- Preschooler Tell Me No Lice: 'Kuto-quette' for Moms
- Your Kid’s Health This 5-Year-Old Boy Started Wetting the Bed Each Night. Then, His Blood Sugar Spiked
- Health & Nutrition Congenital Anomaly Scan: Bakit Mahalaga ang Prenatal Test na Ito
- Toddler Feel Like You Need to Bribe Your Child to Behave? Try the 'Holen' Parenting Hack
Join the next Smart Parenting Giveaway and get a chance to win exciting prizes!Join Now
Boost your baby's development! (2-3 months)Here’s a guide on how to interact with your baby based on his developmental milestones.by Ceia Ylagan .
- <>The Third Month
Baby is becoming more of a social being. Both of you can now take pleasure in playing simple games with each other. Since muscle control is improving, toys that she can grasp and kick will amuse and gratify baby to no end. She will also discover that she can now explore her surroundings and make things happen.
Here is what you can typically expect during the third month:
- Can make out familiar faces and recognize parent
- Smiles when someone smiles
- Responds by kicking, smiling, and waving
- Cries when left alone
- Usually quiets down at the sound of a soothing voice or when held
- Makes all kinds of sounds
- Mimics facial expressions
- Lifts head when held at your shoulder
- When lying on her stomach can lift head and chest and turn head from side to side
- Tracks a moving object or person with his eyes
- Takes hold of a rattle when given to her
- Wiggles and kicks with arms and legs
How to interact with your three-month old:
- Turns head toward bright colors and lights
- Turns toward the sound of a human voice or a rattle or bell
- Recognizes bottle or breast
- Remember to continue to respond to your baby’s cries promptly. By this time you should already know what her cries mean.
- Carry on with singing songs, nursery rhymes, and chants. Songs and chants that involve movement will be fun for your baby. Examples of these are songs that require you to bounce baby on your knee or lap.
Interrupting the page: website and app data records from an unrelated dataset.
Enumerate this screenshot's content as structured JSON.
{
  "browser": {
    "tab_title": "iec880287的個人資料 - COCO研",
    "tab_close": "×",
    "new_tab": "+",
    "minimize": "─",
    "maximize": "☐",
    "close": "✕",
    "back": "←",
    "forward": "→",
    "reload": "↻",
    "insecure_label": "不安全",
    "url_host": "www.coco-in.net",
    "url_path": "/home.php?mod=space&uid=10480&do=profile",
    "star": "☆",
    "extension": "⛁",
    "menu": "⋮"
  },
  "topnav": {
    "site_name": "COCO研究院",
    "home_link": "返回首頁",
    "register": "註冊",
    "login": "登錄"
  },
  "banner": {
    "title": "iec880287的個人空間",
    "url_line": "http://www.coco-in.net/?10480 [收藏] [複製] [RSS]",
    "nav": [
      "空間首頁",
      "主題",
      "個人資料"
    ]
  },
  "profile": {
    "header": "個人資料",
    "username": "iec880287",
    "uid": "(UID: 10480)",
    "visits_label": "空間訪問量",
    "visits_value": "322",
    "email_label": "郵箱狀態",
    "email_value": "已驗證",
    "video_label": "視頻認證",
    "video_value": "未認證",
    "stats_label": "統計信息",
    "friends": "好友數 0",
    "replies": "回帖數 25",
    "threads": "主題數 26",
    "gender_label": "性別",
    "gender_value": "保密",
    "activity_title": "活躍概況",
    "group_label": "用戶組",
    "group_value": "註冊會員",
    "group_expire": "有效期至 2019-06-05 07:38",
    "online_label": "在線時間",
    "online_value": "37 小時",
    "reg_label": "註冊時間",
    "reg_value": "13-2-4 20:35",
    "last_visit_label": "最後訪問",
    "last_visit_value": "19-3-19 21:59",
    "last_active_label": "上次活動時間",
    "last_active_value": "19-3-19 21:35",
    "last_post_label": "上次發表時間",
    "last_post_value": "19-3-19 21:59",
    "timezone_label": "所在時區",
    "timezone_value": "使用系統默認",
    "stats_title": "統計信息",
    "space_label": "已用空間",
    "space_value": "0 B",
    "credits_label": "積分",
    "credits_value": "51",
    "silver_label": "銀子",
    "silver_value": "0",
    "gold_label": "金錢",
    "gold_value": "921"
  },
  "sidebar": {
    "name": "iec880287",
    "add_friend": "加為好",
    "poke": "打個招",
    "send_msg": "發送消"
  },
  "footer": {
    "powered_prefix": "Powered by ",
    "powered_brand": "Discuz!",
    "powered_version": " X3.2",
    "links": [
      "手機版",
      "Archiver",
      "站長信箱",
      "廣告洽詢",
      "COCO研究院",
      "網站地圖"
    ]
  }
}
- Continue to talk to your baby and remember to label objects, pictures, and actions. Begin reading simple books with pictures (preferably one or two only per page) and bright colors.
- Allow baby to spend more time on her tummy so that she can practice lifting her head and chest. Provide different toys that she can hold onto (when given to her) and explore with her hands and or mouth.
- Develop motor skills by encouraging her to reach for toys around her. Offer those that have different textures and sounds. Shake a rattle or bell to get her attention or to turn her attention to a different toy.
♦ Curtis, G. B. & Schuler, J. (2000). Your Baby’s First Year Week by Week. Cambridge, MA: Perseus Publishing.
♦ First 5 Commission of San Diego. (2008). How Kids Develop. Retrieved from http://www.howkidsdevelop.com/developSkills.html
♦ Orenstein, J. (2000). 365 Tips for Baby’s First Year. Holbrook, MA: Adams Media Corporation.
♦ Powell, J. and Smith, C.A. (1994). The 1st year. In Developmental milestones: A guide for parents. Manhattan, KS: Kansas State University Cooperative Extension Service. Retrieved from http://www.nichcy.org/Disabilities/Milestones/Pages/Default.aspxADVERTISEMENT - CONTINUE READING BELOW